It all goes to show that while we have improved husbandry and winemaking dramatically, we are still at the mercy of the weather. An estimated 7% of the losses are attributable to the mildew outbreak which resulted from heavy rain (200 litres/square metre in some places!), especially in coastal vineyards. The main cause however, has been the almost endless Levante wind which takes moisture from the grapes. The poor growers who sell grapes to the bodegas are paid by weight, and have suffered financial losses. Also, Sherry grapes are ridiculously cheap at about 0.35 €/kilo. At least the quality is good.

Saturday, 17 September 2016

17.9.16 Impressive Sales Growth of Wines From Cádiz

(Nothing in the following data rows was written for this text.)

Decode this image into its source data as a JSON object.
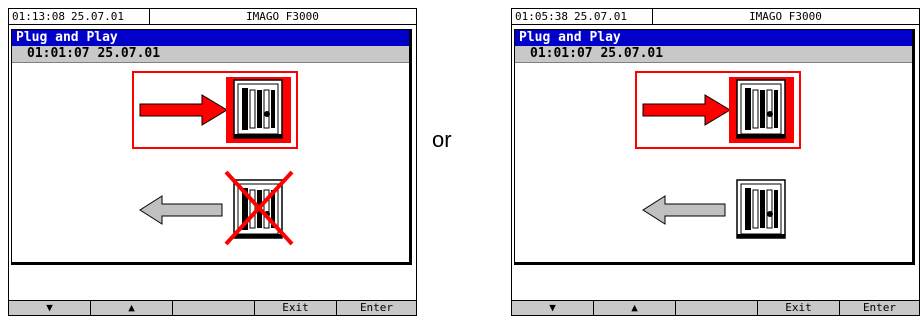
{
  "left_screen": {
    "status": {
      "time": "01:13:08",
      "date": "25.07.01",
      "model": "IMAGO F3000"
    },
    "dialog": {
      "title": "Plug and Play",
      "datetime": "01:01:07 25.07.01"
    },
    "insert_card": {
      "highlighted": true
    },
    "remove_card": {
      "crossed_out": true
    },
    "softkeys": {
      "down": "▼",
      "up": "▲",
      "blank": "",
      "exit": "Exit",
      "enter": "Enter"
    }
  },
  "separator": {
    "label": "or"
  },
  "right_screen": {
    "status": {
      "time": "01:05:38",
      "date": "25.07.01",
      "model": "IMAGO F3000"
    },
    "dialog": {
      "title": "Plug and Play",
      "datetime": "01:01:07 25.07.01"
    },
    "insert_card": {
      "highlighted": true
    },
    "remove_card": {
      "crossed_out": false
    },
    "softkeys": {
      "down": "▼",
      "up": "▲",
      "blank": "",
      "exit": "Exit",
      "enter": "Enter"
    }
  },
  "colors": {
    "title_bar": "#0000c8",
    "highlight": "#ff0000",
    "arrow_insert": "#ff0000",
    "arrow_remove": "#c0c0c0",
    "softkey_bar": "#c8c8c8"
  },
  "icons": [
    "arrow-right-icon",
    "arrow-left-icon",
    "memory-card-icon",
    "cross-icon",
    "triangle-down-icon",
    "triangle-up-icon"
  ]
}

Exports of wine from Andalucía are growing healthily with wine from Cádiz leading the way. The first 6 months of 2016 show a total increase on the same period last year of 21%, and wine from Cádiz – Sherry and the Vinos de la Tierra de Cádiz - represent over 70% of this. Wines from the province have increased sales to 37.2 million euros or 12.4%. This is mainly the result of favourable conditions in export markets led by the UK with 26.6% of sales (up 35%), the USA 15% of sales (up 34.8%) and the Low Countries with 12% of sales. Sales to Russia have grown dramatically to 4.7 million euros which represents a growth of 950%! Japan remains a small market (in 11th place) but grew at 133% and great efforts are being made to promote the wines there.